Casablanca, almost universally referred to as ‘Casa’, may be the cosmopolitan, industrial and economic heart of Morocco . The modern city of Casablanca was founded by Berber fishermen in the 10th Century BC and was subsequently used by the Phoenicians, Romans, and the Merenids as a strategic port called Anfa. The Portuguese destroyed it and rebuilt it under the name Casa Branca, only to abandon it after an earthquake in 1755. The Moroccan sultan rebuilt the city as Daru l-Badya and it was given its current name of Casablanca by Spanish traders who established trading bases there Casablanca is now Morocco’s largest city with a population of almost 4 million and also boasts the world’s largest artificial port.
Fez is the enduring cultural and spiritual center of Morocco, North Africa’s last remaining kingdom Fez is the medieval capital of Morocco founded by Idris I (who is believed to have descended from the prophet Muhammad) in 789, and a great city of high Islamic civilization. Fez has the best-preserved old city in the Arab world, the sprawling, labyrinthine medina of Fes el-Bali, which is incidentally also the world’s largest car-free urban zone.
Marrakech is a major city of Morocco. It is the fourth largest city in the country, after Casablanca, Rabat and Fes. It is the capital city of the mid-southwestern region of Marrakesh-Asfi. Located to the north of the foothills of the snow-capped Atlas Mountains, Marrakesh is located 580 km southwest of Tangier, 327 km southwest of the Moroccan capital of Rabat, 239 km south of Casablanca, and 246 km northeast of Agadir. Marrakesh is possibly the most important of Morocco’s four former imperial cities (cities that were built by Moroccan Berber empires). The region has been inhabited by Berber farmers since Neolithic times, but the actual city was founded in 1062 by Abu Bakr ibn Umar, chieftain and cousin of Almoravid king Yusuf ibn Tashfin. In the 12th century, the Almoravids built many madrasas (Koranic schools) and mosques in Marrakesh that bear Andalusian influences. The red walls of the city, built by Ali ibn Yusuf in 1122–1123, and various buildings constructed in red sandstone during this period, have given the city the nickname of the «Red City» or «Ochre City». Marrakesh grew rapidly and established itself as a cultural, religious, and trading centre for the Maghreb and sub-Saharan Africa; Jemaa el-Fnaa is the busiest square in Africa.

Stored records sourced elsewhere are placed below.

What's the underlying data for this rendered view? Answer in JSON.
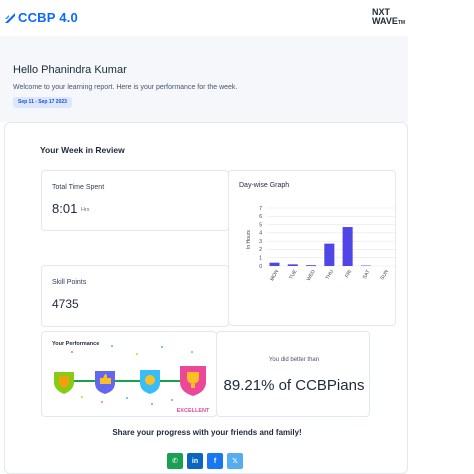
{
  "brand": {
    "ccbp_label": "CCBP 4.0",
    "nxt_line1": "NXT",
    "nxt_line2": "WAVE",
    "nxt_tm": "TM",
    "accent": "#0b69ff"
  },
  "hero": {
    "greeting": "Hello Phanindra Kumar",
    "subtitle": "Welcome to your learning report. Here is your performance for the week.",
    "date_range": "Sep 11 - Sep 17 2023"
  },
  "report": {
    "title": "Your Week in Review",
    "time_spent": {
      "label": "Total Time Spent",
      "value": "8:01",
      "unit": "Hrs"
    },
    "skill_points": {
      "label": "Skill Points",
      "value": "4735"
    },
    "performance": {
      "title": "Your Performance",
      "level_icons": [
        "shield-badge-icon",
        "thumbs-up-badge-icon",
        "medal-badge-icon",
        "trophy-badge-icon"
      ],
      "current_level": "EXCELLENT"
    },
    "comparison": {
      "label": "You did better than",
      "value": "89.21% of CCBPians"
    }
  },
  "chart_data": {
    "type": "bar",
    "title": "Day-wise Graph",
    "ylabel": "In Hours",
    "xlabel": "",
    "categories": [
      "MON",
      "TUE",
      "WED",
      "THU",
      "FRI",
      "SAT",
      "SUN"
    ],
    "values": [
      0.4,
      0.2,
      0.1,
      2.7,
      4.7,
      0.05,
      0
    ],
    "ylim": [
      0,
      7
    ],
    "yticks": [
      0,
      1,
      2,
      3,
      4,
      5,
      6,
      7
    ],
    "grid": true,
    "bar_color": "#4f46e5"
  },
  "share": {
    "text": "Share your progress with your friends and family!",
    "buttons": [
      {
        "name": "whatsapp",
        "glyph": "✆"
      },
      {
        "name": "linkedin",
        "glyph": "in"
      },
      {
        "name": "facebook",
        "glyph": "f"
      },
      {
        "name": "twitter",
        "glyph": "𝕏"
      }
    ]
  }
}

Rabat is the capital of Morocco and its seventh largest city center with an urban population of approximately 580,000 people and a metropolitan population of over 1.2 million. It is also the capital of the Rabat-Salé-Kénitra administrative region. The city is located on the Atlantic Ocean at the mouth of the river Bou Regreg. On the facing shore of the river lies Salé, the city’s main commuter town. Rabat, Temara, and Salé form a conurbation of over 1.8 million people. Silt-related problems have diminished Rabat’s role as a port; however, Rabat and Salé still maintain important textile, food processing and construction industries. In addition, tourism and the presence of all foreign embassies in Morocco serve to make Rabat one of the most important cities in the country.
Tangier and sometimes referred as Tangiers, is a major city in northern Morocco. It is located on the North African coast at the western entrance to the Strait of Gibraltar where the Mediterranean Sea meets the Atlantic Ocean off Cape Spartel. It is the capital of the Tanger-Tetouan-Al Hoceima Region and of the Tangier-Assilah prefecture of Morocco. The history of Tangier is very rich, due to the historical presence of many civilizations and cultures starting from before the 5th century BCE. Between the period of being a strategic Berber town and then a Phoenician trading center to the independence era around the 1950s, Tangier was a refuge for many cultures.